How to Boost Your Energy

By Claire Hameyar | Published: 2:00 AM Apr 26 2021

By Claire Hameyar

Lately, I have been feeling bone-tired every day, regardless of how much sleep I get the night before. Social distancing exhaustion is no joke, the lack of activity and sunlight exposure we are experiencing as a whole is having a negative impact on our energy levels. And while it’s difficult to control our exposure to sunlight while we’re stuck inside all day, we can control what we eat. We have all heard the phrase “you are what you eat,” and during quarantine, taking this notion into account can do wonders for our overall energy levels.

A key to staying energised; avoid large, spaced-out meals, and instead, eat often. “Stick with small, frequent meals that contain optimal protein, high-fibre carbs, and some natural healthy fats,” Heimowitz says. “This is the perfect recipe for keeping your focus and energy levels at an even keel all day long.”

As for the foods, you should avoid when feeling fatigued, “Stay away from low-quality carbs such as added sugars and refined grains,” Heimowitz says. “They can cause instability in your blood sugar levels, causing you to crash and lose energy.”

1. Bananas



Bananas are one of the top energy-boosting foods out there. They are a great source of carbohydrates, potassium, and vitamin B6, which are all energising nutrients. Eat a banana with your breakfast, or peel one back for an afternoon snack.

2. Fatty fish



Seafood like tuna and salmon are a much healthier source of protein than red meat, and they also provide B vitamins, which help convert food into energy.

“Salmon is full of healthy omega-3 fatty acids, which help keep stress hormones, like cortisol and adrenaline, balanced,” Heimowitz says. Omega-3 fatty acids are also known for reducing inflammation, which is a common cause of fatigue. She adds, “Eating adequate amounts of omega-3 from foods such as salmon or walnuts may promote the brain’s ability to adapt to changes.”

Heimowitz also recommends pairing fatty fish with a side salad and olive oil dressing or with heartier vegetables, like cauliflower or zucchini, instead of pasta or rice.

3. Apples



You know what they say; an apple a day keeps the doctor away. Apples are a great source of potassium, vitamin C, and fibre, which makes them filling. Their rich natural sugar content provides a sustainable energy boost.

“A trick to lower the glycemic impact and maximise energy is to combine dietary fibree with dietary fat and protein. Eating half an apple by itself may raise your blood sugar, but if you eat it with a slice of cheddar cheese or some peanut butter, it will slow the entry of sugar into your bloodstream,” Heimowitz says. This will help you sustain your energy longer.

4. Avocados

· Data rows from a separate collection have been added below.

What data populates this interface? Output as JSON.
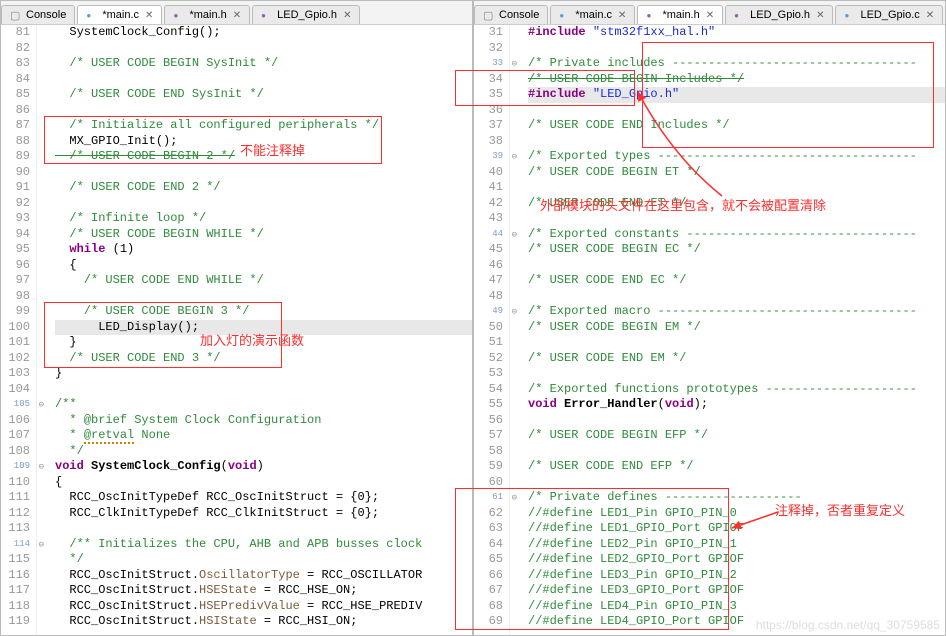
{
  "left": {
    "tabs": [
      {
        "label": "Console"
      },
      {
        "label": "*main.c",
        "dirty": true,
        "active": true,
        "closable": true
      },
      {
        "label": "*main.h",
        "dirty": true,
        "closable": true
      },
      {
        "label": "LED_Gpio.h",
        "closable": true
      }
    ],
    "startLine": 81,
    "lines": [
      {
        "n": 81,
        "seg": [
          {
            "t": "  SystemClock_Config();"
          }
        ]
      },
      {
        "n": 82,
        "seg": []
      },
      {
        "n": 83,
        "seg": [
          {
            "t": "  /* USER CODE BEGIN SysInit */",
            "c": "cmt"
          }
        ]
      },
      {
        "n": 84,
        "seg": []
      },
      {
        "n": 85,
        "seg": [
          {
            "t": "  /* USER CODE END SysInit */",
            "c": "cmt"
          }
        ]
      },
      {
        "n": 86,
        "seg": []
      },
      {
        "n": 87,
        "seg": [
          {
            "t": "  /* Initialize all configured peripherals */",
            "c": "cmt"
          }
        ]
      },
      {
        "n": 88,
        "seg": [
          {
            "t": "  MX_GPIO_Init();"
          }
        ]
      },
      {
        "n": 89,
        "seg": [
          {
            "t": "  /* USER CODE BEGIN 2 */",
            "c": "cmt strike"
          }
        ]
      },
      {
        "n": 90,
        "seg": []
      },
      {
        "n": 91,
        "seg": [
          {
            "t": "  /* USER CODE END 2 */",
            "c": "cmt"
          }
        ]
      },
      {
        "n": 92,
        "seg": []
      },
      {
        "n": 93,
        "seg": [
          {
            "t": "  /* Infinite loop */",
            "c": "cmt"
          }
        ]
      },
      {
        "n": 94,
        "seg": [
          {
            "t": "  /* USER CODE BEGIN WHILE */",
            "c": "cmt"
          }
        ]
      },
      {
        "n": 95,
        "seg": [
          {
            "t": "  ",
            "c": ""
          },
          {
            "t": "while",
            "c": "kw"
          },
          {
            "t": " (1)"
          }
        ]
      },
      {
        "n": 96,
        "seg": [
          {
            "t": "  {"
          }
        ]
      },
      {
        "n": 97,
        "seg": [
          {
            "t": "    /* USER CODE END WHILE */",
            "c": "cmt"
          }
        ]
      },
      {
        "n": 98,
        "seg": []
      },
      {
        "n": 99,
        "seg": [
          {
            "t": "    /* USER CODE BEGIN 3 */",
            "c": "cmt"
          }
        ]
      },
      {
        "n": 100,
        "hl": true,
        "seg": [
          {
            "t": "      LED_Display();"
          }
        ]
      },
      {
        "n": 101,
        "seg": [
          {
            "t": "  }"
          }
        ]
      },
      {
        "n": 102,
        "seg": [
          {
            "t": "  /* USER CODE END 3 */",
            "c": "cmt"
          }
        ]
      },
      {
        "n": 103,
        "seg": [
          {
            "t": "}"
          }
        ]
      },
      {
        "n": 104,
        "seg": []
      },
      {
        "n": 105,
        "decr": true,
        "seg": [
          {
            "t": "/**",
            "c": "cmt"
          }
        ]
      },
      {
        "n": 106,
        "seg": [
          {
            "t": "  * @brief System Clock Configuration",
            "c": "cmt"
          }
        ]
      },
      {
        "n": 107,
        "seg": [
          {
            "t": "  * ",
            "c": "cmt"
          },
          {
            "t": "@retval",
            "c": "cmt underline-err"
          },
          {
            "t": " None",
            "c": "cmt"
          }
        ]
      },
      {
        "n": 108,
        "seg": [
          {
            "t": "  */",
            "c": "cmt"
          }
        ]
      },
      {
        "n": 109,
        "decr": true,
        "seg": [
          {
            "t": "void",
            "c": "kw"
          },
          {
            "t": " "
          },
          {
            "t": "SystemClock_Config",
            "c": "fn"
          },
          {
            "t": "("
          },
          {
            "t": "void",
            "c": "kw"
          },
          {
            "t": ")"
          }
        ]
      },
      {
        "n": 110,
        "seg": [
          {
            "t": "{"
          }
        ]
      },
      {
        "n": 111,
        "seg": [
          {
            "t": "  RCC_OscInitTypeDef RCC_OscInitStruct = {0};"
          }
        ]
      },
      {
        "n": 112,
        "seg": [
          {
            "t": "  RCC_ClkInitTypeDef RCC_ClkInitStruct = {0};"
          }
        ]
      },
      {
        "n": 113,
        "seg": []
      },
      {
        "n": 114,
        "decr": true,
        "seg": [
          {
            "t": "  /** Initializes the CPU, AHB and APB busses clock",
            "c": "cmt"
          }
        ]
      },
      {
        "n": 115,
        "seg": [
          {
            "t": "  */",
            "c": "cmt"
          }
        ]
      },
      {
        "n": 116,
        "seg": [
          {
            "t": "  RCC_OscInitStruct."
          },
          {
            "t": "OscillatorType",
            "c": "typ"
          },
          {
            "t": " = RCC_OSCILLATOR"
          }
        ]
      },
      {
        "n": 117,
        "seg": [
          {
            "t": "  RCC_OscInitStruct."
          },
          {
            "t": "HSEState",
            "c": "typ"
          },
          {
            "t": " = RCC_HSE_ON;"
          }
        ]
      },
      {
        "n": 118,
        "seg": [
          {
            "t": "  RCC_OscInitStruct."
          },
          {
            "t": "HSEPredivValue",
            "c": "typ"
          },
          {
            "t": " = RCC_HSE_PREDIV"
          }
        ]
      },
      {
        "n": 119,
        "seg": [
          {
            "t": "  RCC_OscInitStruct."
          },
          {
            "t": "HSIState",
            "c": "typ"
          },
          {
            "t": " = RCC_HSI_ON;"
          }
        ]
      }
    ]
  },
  "right": {
    "tabs": [
      {
        "label": "Console"
      },
      {
        "label": "*main.c",
        "dirty": true,
        "closable": true
      },
      {
        "label": "*main.h",
        "dirty": true,
        "active": true,
        "closable": true
      },
      {
        "label": "LED_Gpio.h",
        "closable": true
      },
      {
        "label": "LED_Gpio.c",
        "closable": true
      }
    ],
    "lines": [
      {
        "n": 31,
        "seg": [
          {
            "t": "#include ",
            "c": "kw"
          },
          {
            "t": "\"stm32f1xx_hal.h\"",
            "c": "str"
          }
        ]
      },
      {
        "n": 32,
        "seg": []
      },
      {
        "n": 33,
        "decr": true,
        "seg": [
          {
            "t": "/* Private includes ----------------------------------",
            "c": "cmt"
          }
        ]
      },
      {
        "n": 34,
        "seg": [
          {
            "t": "/* USER CODE BEGIN Includes */",
            "c": "cmt strike"
          }
        ]
      },
      {
        "n": 35,
        "hl": true,
        "seg": [
          {
            "t": "#include ",
            "c": "kw"
          },
          {
            "t": "\"LED_Gpio.h\"",
            "c": "str"
          }
        ]
      },
      {
        "n": 36,
        "seg": []
      },
      {
        "n": 37,
        "seg": [
          {
            "t": "/* USER CODE END Includes */",
            "c": "cmt"
          }
        ]
      },
      {
        "n": 38,
        "seg": []
      },
      {
        "n": 39,
        "decr": true,
        "seg": [
          {
            "t": "/* Exported types ------------------------------------",
            "c": "cmt"
          }
        ]
      },
      {
        "n": 40,
        "seg": [
          {
            "t": "/* USER CODE BEGIN ET */",
            "c": "cmt"
          }
        ]
      },
      {
        "n": 41,
        "seg": []
      },
      {
        "n": 42,
        "seg": [
          {
            "t": "/* USER CODE END ET */",
            "c": "cmt"
          }
        ]
      },
      {
        "n": 43,
        "seg": []
      },
      {
        "n": 44,
        "decr": true,
        "seg": [
          {
            "t": "/* Exported constants --------------------------------",
            "c": "cmt"
          }
        ]
      },
      {
        "n": 45,
        "seg": [
          {
            "t": "/* USER CODE BEGIN EC */",
            "c": "cmt"
          }
        ]
      },
      {
        "n": 46,
        "seg": []
      },
      {
        "n": 47,
        "seg": [
          {
            "t": "/* USER CODE END EC */",
            "c": "cmt"
          }
        ]
      },
      {
        "n": 48,
        "seg": []
      },
      {
        "n": 49,
        "decr": true,
        "seg": [
          {
            "t": "/* Exported macro ------------------------------------",
            "c": "cmt"
          }
        ]
      },
      {
        "n": 50,
        "seg": [
          {
            "t": "/* USER CODE BEGIN EM */",
            "c": "cmt"
          }
        ]
      },
      {
        "n": 51,
        "seg": []
      },
      {
        "n": 52,
        "seg": [
          {
            "t": "/* USER CODE END EM */",
            "c": "cmt"
          }
        ]
      },
      {
        "n": 53,
        "seg": []
      },
      {
        "n": 54,
        "seg": [
          {
            "t": "/* Exported functions prototypes ---------------------",
            "c": "cmt"
          }
        ]
      },
      {
        "n": 55,
        "seg": [
          {
            "t": "void",
            "c": "kw"
          },
          {
            "t": " "
          },
          {
            "t": "Error_Handler",
            "c": "fn"
          },
          {
            "t": "("
          },
          {
            "t": "void",
            "c": "kw"
          },
          {
            "t": ");"
          }
        ]
      },
      {
        "n": 56,
        "seg": []
      },
      {
        "n": 57,
        "seg": [
          {
            "t": "/* USER CODE BEGIN EFP */",
            "c": "cmt"
          }
        ]
      },
      {
        "n": 58,
        "seg": []
      },
      {
        "n": 59,
        "seg": [
          {
            "t": "/* USER CODE END EFP */",
            "c": "cmt"
          }
        ]
      },
      {
        "n": 60,
        "seg": []
      },
      {
        "n": 61,
        "decr": true,
        "seg": [
          {
            "t": "/* Private defines -------------------",
            "c": "cmt"
          }
        ]
      },
      {
        "n": 62,
        "seg": [
          {
            "t": "//#define LED1_Pin GPIO_PIN_0",
            "c": "cmt"
          }
        ]
      },
      {
        "n": 63,
        "seg": [
          {
            "t": "//#define LED1_GPIO_Port GPIOF",
            "c": "cmt"
          }
        ]
      },
      {
        "n": 64,
        "seg": [
          {
            "t": "//#define LED2_Pin GPIO_PIN_1",
            "c": "cmt"
          }
        ]
      },
      {
        "n": 65,
        "seg": [
          {
            "t": "//#define LED2_GPIO_Port GPIOF",
            "c": "cmt"
          }
        ]
      },
      {
        "n": 66,
        "seg": [
          {
            "t": "//#define LED3_Pin GPIO_PIN_2",
            "c": "cmt"
          }
        ]
      },
      {
        "n": 67,
        "seg": [
          {
            "t": "//#define LED3_GPIO_Port GPIOF",
            "c": "cmt"
          }
        ]
      },
      {
        "n": 68,
        "seg": [
          {
            "t": "//#define LED4_Pin GPIO_PIN_3",
            "c": "cmt"
          }
        ]
      },
      {
        "n": 69,
        "seg": [
          {
            "t": "//#define LED4_GPIO_Port GPIOF",
            "c": "cmt"
          }
        ]
      }
    ]
  },
  "annotations": {
    "a1": "不能注释掉",
    "a2": "加入灯的演示函数",
    "a3": "外部模块的头文件在这里包含，就不会被配置清除",
    "a4": "注释掉，否者重复定义"
  },
  "watermark": "https://blog.csdn.net/qq_30759585"
}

Although they are sometimes called ‘trendy,’ avocados have a cult following for good reason. Considered a ‘superfood,’ avocados are rich in healthy fats, fibre, and B vitamins. They have a low glycemic index, so they will not raise your blood sugar much – so they will help stabilise your energy level all day long.

5. Nuts



Nuts are one of the most low-maintenance snacks to eat when you are in a pinch and need a fast-acting energy booster. They are packed with proteins, carbs, and healthy fats, making them filling. “Almonds are rich in vitamin E and vitamin B, which help protect the immune system and have stress-busting properties,” Heimowitz says.

Eat almonds or other nuts when you need an afternoon pick-me-up, or start-off your day by incorporating them into breakfast. Heimowitz notes, “I usually start the day by having full-fat Greek yogurt with low-glycemic berries, topped with slivered almonds.”

6. Leafy greens



Nutritionists for a wide variety of reasons recommend incorporating leafy green vegetables into your diet. They are packed with fibre, iron, calcium, magnesium, potassium and vitamins A, C, E, and K. Lacking iron is one of the most common reasons for fatigue, so adding iron-rich foods into your diet can do wonders for your energy levels.

“For lunch, I like to have an easy-to-make roasted chicken or fish salad with lots of chopped vegetables and olive-oil mayo,” Heimowitz says.

(hellogiggles)

By Claire Hameyar | Published: 2:00 AM Apr 26 2021

More News